Materials and methods: Five students participated in early 2022. Twelve sessions occurred in-person at art museums and other cultural centers, and five occurred online. Sessions incorporated varied arts-based learning activities, including Visual Thinking Strategies, a jazz seminar, and a mask-making workshop. We evaluated the course via weekly reflective essays, interviews 6 weeks after the course, and pre-post surveys that included four scales with clinical relevance: capacity for wonder (CfW), tolerance for ambiguity (TFA), interpersonal reactivity index, and openness to diversity.
Results: Qualitatively, the course helped learners: 1) reconnect with individual characteristics and interests that had been neglected during medical education; 2) better appreciate others' perspectives; 3) develop identities as physicians; and 4) engage in quiet reflection, renewing their sense of purpose. Quantitatively, pre-post mean totals increased for the CfW (32.0 [SD 6.8] vs 44.0 [SD 5.7], p=.006) and TFA scales (16.4 [SD 5.2] vs 24.2 [SD 6.9], p=.033).
Conclusions: This elective facilitated learners' connecting with themselves, others, and their profession with improvement in clinically-relevant measures. This provides further evidence that arts-based education can foster professional identity formation and be transformative for students.

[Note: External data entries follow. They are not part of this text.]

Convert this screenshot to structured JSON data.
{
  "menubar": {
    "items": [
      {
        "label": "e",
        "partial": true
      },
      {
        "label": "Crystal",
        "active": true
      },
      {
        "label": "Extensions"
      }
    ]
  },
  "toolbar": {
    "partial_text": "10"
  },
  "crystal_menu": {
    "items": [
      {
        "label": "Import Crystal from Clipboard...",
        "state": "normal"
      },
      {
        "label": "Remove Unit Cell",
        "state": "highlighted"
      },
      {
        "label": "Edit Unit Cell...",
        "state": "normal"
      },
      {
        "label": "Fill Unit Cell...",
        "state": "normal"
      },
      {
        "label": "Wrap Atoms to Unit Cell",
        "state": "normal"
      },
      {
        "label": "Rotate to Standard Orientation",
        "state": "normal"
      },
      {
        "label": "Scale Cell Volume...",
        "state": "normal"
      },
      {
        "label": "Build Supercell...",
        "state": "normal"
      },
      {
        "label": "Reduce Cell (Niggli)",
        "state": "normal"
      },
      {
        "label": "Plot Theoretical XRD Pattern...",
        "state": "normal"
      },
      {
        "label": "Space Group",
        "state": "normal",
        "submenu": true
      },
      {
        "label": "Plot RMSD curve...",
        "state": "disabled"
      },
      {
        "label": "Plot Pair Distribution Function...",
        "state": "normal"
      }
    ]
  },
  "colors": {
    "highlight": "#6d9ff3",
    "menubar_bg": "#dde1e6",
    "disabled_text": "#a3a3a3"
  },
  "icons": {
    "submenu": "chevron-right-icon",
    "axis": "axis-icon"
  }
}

Keywords: Professional identity formation; arts and humanities; flourishing; visual art; wellness.